I’m a Duke football fan. There. I said it. You “but omg you’re media” clowns are going to have to deal with that, because here’s a secret … ALL members of sports media started out as just a fan. And my team just happens to be Duke football.
Growing up in Durham, it was always tough to get Duke basketball tickets, so I liked the team, but it wasn’t the same. Plus, I just love college football. For as long as I can remember, I have been a Duke football fan. It’s a huge part of my family’s life, and it’s a deeply personal connection that I have with the program. I’m okay with it, and I don’t really care if you are or not.
While my attention will be entirely on covering Virginia Tech and Arkansas at the Belk Bowl today, on a personal note, it’s very hard for me to be here. You see, in 2012, Duke was here, and it meant a lot to me. How much did it mean?
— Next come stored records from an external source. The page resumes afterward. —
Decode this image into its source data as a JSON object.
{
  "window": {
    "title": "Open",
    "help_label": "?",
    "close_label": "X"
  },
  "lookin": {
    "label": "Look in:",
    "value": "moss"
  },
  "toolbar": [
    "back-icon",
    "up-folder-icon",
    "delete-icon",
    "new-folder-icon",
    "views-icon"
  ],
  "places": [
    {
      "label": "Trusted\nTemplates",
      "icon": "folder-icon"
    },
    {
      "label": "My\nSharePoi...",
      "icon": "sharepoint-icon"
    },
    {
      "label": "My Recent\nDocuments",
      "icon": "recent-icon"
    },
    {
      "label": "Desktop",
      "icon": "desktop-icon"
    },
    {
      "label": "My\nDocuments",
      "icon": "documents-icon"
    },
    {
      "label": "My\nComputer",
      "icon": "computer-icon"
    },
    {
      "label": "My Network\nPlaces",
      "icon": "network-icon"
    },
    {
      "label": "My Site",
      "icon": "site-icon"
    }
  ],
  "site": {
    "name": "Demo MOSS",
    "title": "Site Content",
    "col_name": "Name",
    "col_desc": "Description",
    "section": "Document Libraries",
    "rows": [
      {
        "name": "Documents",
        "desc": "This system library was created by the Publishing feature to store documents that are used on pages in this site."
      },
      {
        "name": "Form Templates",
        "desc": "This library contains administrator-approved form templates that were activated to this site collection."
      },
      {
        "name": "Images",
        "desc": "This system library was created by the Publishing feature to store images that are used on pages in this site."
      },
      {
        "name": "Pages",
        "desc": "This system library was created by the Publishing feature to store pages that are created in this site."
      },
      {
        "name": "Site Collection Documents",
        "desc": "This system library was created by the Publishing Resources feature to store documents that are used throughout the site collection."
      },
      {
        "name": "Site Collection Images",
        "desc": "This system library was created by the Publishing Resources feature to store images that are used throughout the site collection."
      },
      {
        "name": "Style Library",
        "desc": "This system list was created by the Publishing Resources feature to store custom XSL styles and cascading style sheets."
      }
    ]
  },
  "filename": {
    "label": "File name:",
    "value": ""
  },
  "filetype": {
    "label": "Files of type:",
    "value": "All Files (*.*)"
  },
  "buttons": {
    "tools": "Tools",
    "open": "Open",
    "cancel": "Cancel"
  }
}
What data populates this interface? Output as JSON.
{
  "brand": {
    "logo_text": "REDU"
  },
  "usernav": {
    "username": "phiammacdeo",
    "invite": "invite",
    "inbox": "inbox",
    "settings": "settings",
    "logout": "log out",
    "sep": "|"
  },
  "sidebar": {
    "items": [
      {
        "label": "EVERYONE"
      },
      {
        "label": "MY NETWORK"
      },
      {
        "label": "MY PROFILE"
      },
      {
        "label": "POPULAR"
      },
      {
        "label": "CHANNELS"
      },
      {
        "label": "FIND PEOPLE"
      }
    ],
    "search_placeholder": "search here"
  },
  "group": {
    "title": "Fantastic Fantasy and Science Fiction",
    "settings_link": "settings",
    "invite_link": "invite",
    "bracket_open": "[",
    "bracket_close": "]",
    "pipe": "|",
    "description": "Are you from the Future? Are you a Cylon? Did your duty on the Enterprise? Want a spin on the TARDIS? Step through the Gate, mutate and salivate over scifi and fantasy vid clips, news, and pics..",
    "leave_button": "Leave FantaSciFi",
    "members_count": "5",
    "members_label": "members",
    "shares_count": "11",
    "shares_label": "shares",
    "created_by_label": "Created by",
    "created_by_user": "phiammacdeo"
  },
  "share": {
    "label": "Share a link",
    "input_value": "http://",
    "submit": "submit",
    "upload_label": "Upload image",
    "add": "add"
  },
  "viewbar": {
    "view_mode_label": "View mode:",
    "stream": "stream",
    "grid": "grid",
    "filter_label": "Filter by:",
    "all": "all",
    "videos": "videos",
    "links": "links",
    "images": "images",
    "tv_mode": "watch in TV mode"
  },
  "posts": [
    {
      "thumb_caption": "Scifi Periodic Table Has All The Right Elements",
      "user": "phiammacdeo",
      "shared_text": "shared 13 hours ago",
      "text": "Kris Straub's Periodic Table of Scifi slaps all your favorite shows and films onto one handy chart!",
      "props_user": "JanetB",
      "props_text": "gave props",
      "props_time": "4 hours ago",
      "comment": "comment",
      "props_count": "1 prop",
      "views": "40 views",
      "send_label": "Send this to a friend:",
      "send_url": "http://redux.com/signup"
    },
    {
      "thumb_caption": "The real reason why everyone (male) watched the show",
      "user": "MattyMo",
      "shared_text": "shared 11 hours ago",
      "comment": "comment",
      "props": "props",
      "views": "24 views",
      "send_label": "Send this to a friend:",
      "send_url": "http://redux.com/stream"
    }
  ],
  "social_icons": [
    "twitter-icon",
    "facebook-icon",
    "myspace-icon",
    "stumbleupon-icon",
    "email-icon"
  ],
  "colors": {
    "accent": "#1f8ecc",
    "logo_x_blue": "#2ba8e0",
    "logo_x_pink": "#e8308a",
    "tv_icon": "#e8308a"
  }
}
Here’s something I wrote for a friend’s blog back in 2010 that explains a little bit about what it means to be a Duke football fan:
We were having a great time in Washington, DC last summer at this really nice outdoor bar in the courtyard of a downtown hotel. My friends and I were in town for a wedding, and like most conversations at most bars, we all began talking about sports. I ended up with a group from the other half of the wedding party, a nice group of folks with a passion for soccer hailing from Philadelphia and Chicago mainly. “Is soccer your favorite sport?” they asked. “Well, I love soccer, but where I’m from our first love is college sports,” I replied. “Yeah I bet, Tar Heel country right?” “Big Duke fan,” I said.
“Well, who do you cheer for during football season?”
“Duke,” I said. I don’t even know how to describe the tone of my response other than to say it was part defiant, part confused, part angry and part defeated. “Hey, I’m going to go catch up with my friends. It was nice meeting you guys.” The conversation was over.
It pretty much ruined my night.
That night in 2012, head coach David Cutcliffe gave this speech:
I didn’t see it live because I was at the game, but if I had, I probably would have cried. I’m okay admitting that. No, I didn’t cry at the game. It wasn’t that type of emotion. It honestly was more of a broken, numb feeling. Don’t remember what happened? Here you go.
So here I am again, four years later, and in a much different capacity. I’m excited for the game, and I’m thrilled for my company to support one of our state’s best events of the calendar year, sports or otherwise. The first thing I did when I got here? I looked for closure. And I’m doing okay. Thanks for listening.